• [Directions]
Below are records to reproduce in full; copy them exactly but keep the pictures out.

-- Data to process follows --

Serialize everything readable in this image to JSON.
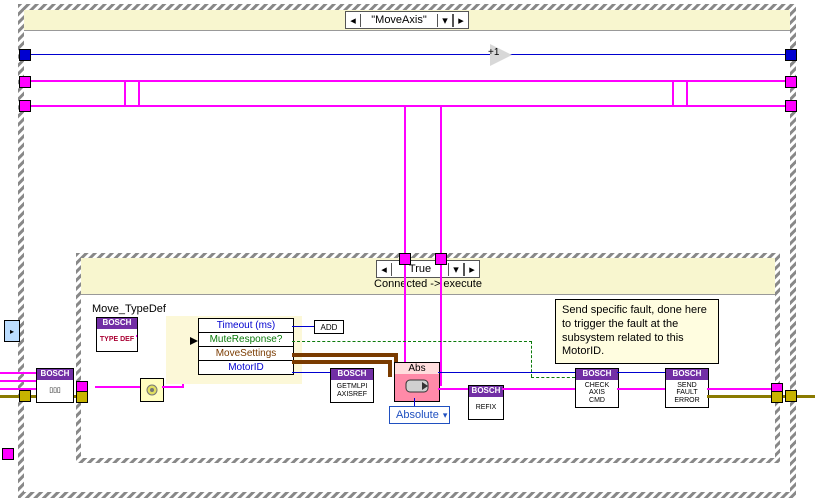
{
  "outer_case": {
    "selector_label": "\"MoveAxis\""
  },
  "inner_case": {
    "selector_label": "True",
    "subtitle": "Connected -> execute"
  },
  "typedef": {
    "label": "Move_TypeDef",
    "node_header": "BOSCH",
    "node_body": "TYPE DEF"
  },
  "unbundle": {
    "items": [
      {
        "text": "Timeout (ms)",
        "color": "#0000d0"
      },
      {
        "text": "MuteResponse?",
        "color": "#0a7a0a"
      },
      {
        "text": "MoveSettings",
        "color": "#7a3b00"
      },
      {
        "text": "MotorID",
        "color": "#0000d0"
      }
    ]
  },
  "add_label": "ADD",
  "abs_label": "Abs",
  "absolute_dropdown": "Absolute",
  "plus_one": "+1",
  "nodes": {
    "left_vi": {
      "hdr": "BOSCH",
      "body": ""
    },
    "getmlpi": {
      "hdr": "BOSCH",
      "body": "GETMLPI\nAXISREF"
    },
    "refix": {
      "hdr": "BOSCH",
      "body": "REFIX"
    },
    "checkaxis": {
      "hdr": "BOSCH",
      "body": "CHECK\nAXIS\nCMD"
    },
    "sendfault": {
      "hdr": "BOSCH",
      "body": "SEND\nFAULT\nERROR"
    }
  },
  "comment": "Send specific fault, done here to trigger the fault at the subsystem related to this MotorID."
}
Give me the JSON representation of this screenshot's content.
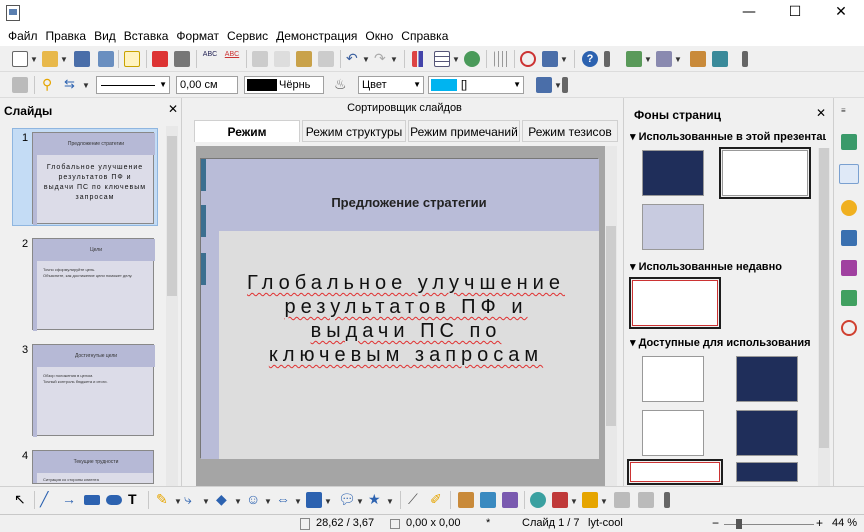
{
  "menu": [
    "Файл",
    "Правка",
    "Вид",
    "Вставка",
    "Формат",
    "Сервис",
    "Демонстрация",
    "Окно",
    "Справка"
  ],
  "window": {
    "minimize": "—",
    "maximize": "☐",
    "close": "✕"
  },
  "toolbar2": {
    "line_width": "0,00 см",
    "line_color": "Чёрнь",
    "area_style": "Цвет",
    "area_color": "[]"
  },
  "slides_panel": {
    "title": "Слайды",
    "close": "✕",
    "slides": [
      {
        "num": "1",
        "title": "Предложение стратегии",
        "body": "Глобальное улучшение результатов ПФ и выдачи ПС по ключевым запросам"
      },
      {
        "num": "2",
        "title": "Цели",
        "bullets": [
          "Точно сформулируйте цель.",
          "Объясните, как достижение цели поможет делу."
        ]
      },
      {
        "num": "3",
        "title": "Достигнутые цели",
        "bullets": [
          "Обзор положения в целом.",
          "Точный контроль бюджета и итоги."
        ]
      },
      {
        "num": "4",
        "title": "Текущие трудности",
        "bullets": [
          "Ситуация со стороны клиента"
        ]
      }
    ]
  },
  "center": {
    "sorter": "Сортировщик слайдов",
    "tabs": [
      "Режим рисования",
      "Режим структуры",
      "Режим примечаний",
      "Режим тезисов"
    ],
    "slide_title": "Предложение стратегии",
    "slide_body": "Глобальное улучшение результатов ПФ и выдачи ПС по ключевым запросам"
  },
  "right_panel": {
    "title": "Фоны страниц",
    "close": "✕",
    "sections": [
      "Использованные в этой презентации",
      "Использованные недавно",
      "Доступные для использования"
    ]
  },
  "status": {
    "position": "28,62 / 3,67",
    "size": "0,00 x 0,00",
    "star": "*",
    "slide": "Слайд 1 / 7",
    "layout": "lyt-cool",
    "zoom": "44 %",
    "zoom_minus": "−",
    "zoom_plus": "+"
  },
  "colors": {
    "accent": "#3b6e8f",
    "slide_band": "#b9bcd8",
    "master_dark": "#1f2e5a",
    "selection": "#c4dcf5"
  }
}
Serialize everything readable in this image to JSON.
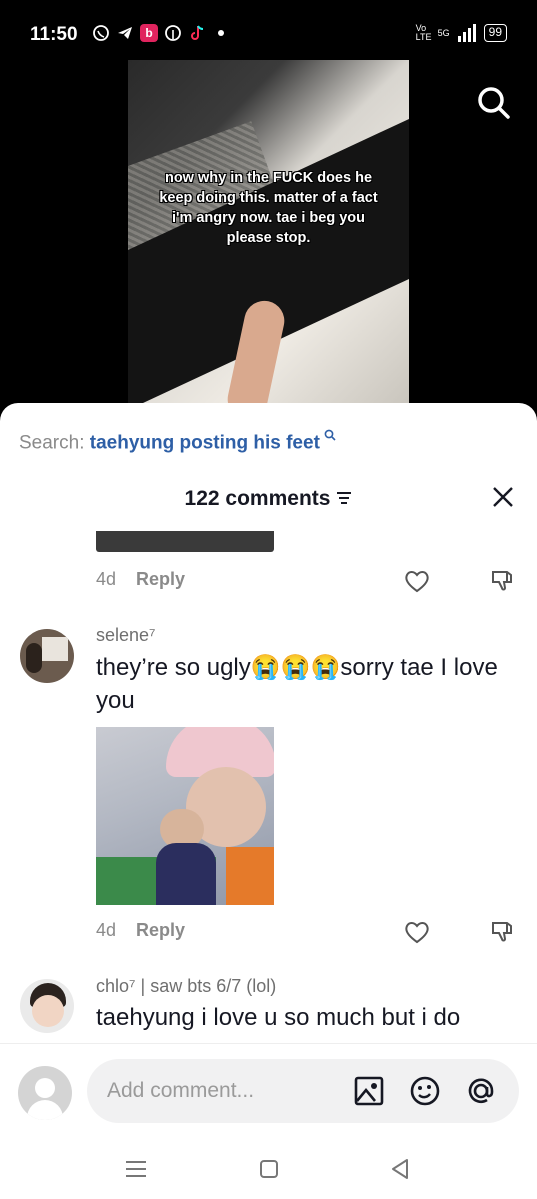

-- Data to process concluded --

• [Exercise result]
Serialize everything readable in this image to JSON.
{
  "outer_case": {
    "selector_label": "\"MoveAxis\""
  },
  "inner_case": {
    "selector_label": "True",
    "subtitle": "Connected -> execute"
  },
  "typedef": {
    "label": "Move_TypeDef",
    "node_header": "BOSCH",
    "node_body": "TYPE DEF"
  },
  "unbundle": {
    "items": [
      {
        "text": "Timeout (ms)",
        "color": "#0000d0"
      },
      {
        "text": "MuteResponse?",
        "color": "#0a7a0a"
      },
      {
        "text": "MoveSettings",
        "color": "#7a3b00"
      },
      {
        "text": "MotorID",
        "color": "#0000d0"
      }
    ]
  },
  "add_label": "ADD",
  "abs_label": "Abs",
  "absolute_dropdown": "Absolute",
  "plus_one": "+1",
  "nodes": {
    "left_vi": {
      "hdr": "BOSCH",
      "body": ""
    },
    "getmlpi": {
      "hdr": "BOSCH",
      "body": "GETMLPI\nAXISREF"
    },
    "refix": {
      "hdr": "BOSCH",
      "body": "REFIX"
    },
    "checkaxis": {
      "hdr": "BOSCH",
      "body": "CHECK\nAXIS\nCMD"
    },
    "sendfault": {
      "hdr": "BOSCH",
      "body": "SEND\nFAULT\nERROR"
    }
  },
  "comment": "Send specific fault, done here to trigger the fault at the subsystem related to this MotorID."
}
Give me the JSON representation of this screenshot's content.
{
  "menu": [
    "Файл",
    "Правка",
    "Вид",
    "Вставка",
    "Формат",
    "Сервис",
    "Демонстрация",
    "Окно",
    "Справка"
  ],
  "window": {
    "minimize": "—",
    "maximize": "☐",
    "close": "✕"
  },
  "toolbar2": {
    "line_width": "0,00 см",
    "line_color": "Чёрнь",
    "area_style": "Цвет",
    "area_color": "[]"
  },
  "slides_panel": {
    "title": "Слайды",
    "close": "✕",
    "slides": [
      {
        "num": "1",
        "title": "Предложение стратегии",
        "body": "Глобальное улучшение результатов ПФ и выдачи ПС по ключевым запросам"
      },
      {
        "num": "2",
        "title": "Цели",
        "bullets": [
          "Точно сформулируйте цель.",
          "Объясните, как достижение цели поможет делу."
        ]
      },
      {
        "num": "3",
        "title": "Достигнутые цели",
        "bullets": [
          "Обзор положения в целом.",
          "Точный контроль бюджета и итоги."
        ]
      },
      {
        "num": "4",
        "title": "Текущие трудности",
        "bullets": [
          "Ситуация со стороны клиента"
        ]
      }
    ]
  },
  "center": {
    "sorter": "Сортировщик слайдов",
    "tabs": [
      "Режим рисования",
      "Режим структуры",
      "Режим примечаний",
      "Режим тезисов"
    ],
    "slide_title": "Предложение стратегии",
    "slide_body": "Глобальное улучшение результатов ПФ и выдачи ПС по ключевым запросам"
  },
  "right_panel": {
    "title": "Фоны страниц",
    "close": "✕",
    "sections": [
      "Использованные в этой презентации",
      "Использованные недавно",
      "Доступные для использования"
    ]
  },
  "status": {
    "position": "28,62 / 3,67",
    "size": "0,00 x 0,00",
    "star": "*",
    "slide": "Слайд 1 / 7",
    "layout": "lyt-cool",
    "zoom": "44 %",
    "zoom_minus": "−",
    "zoom_plus": "+"
  },
  "colors": {
    "accent": "#3b6e8f",
    "slide_band": "#b9bcd8",
    "master_dark": "#1f2e5a",
    "selection": "#c4dcf5"
  }
}
Serialize everything readable in this image to JSON.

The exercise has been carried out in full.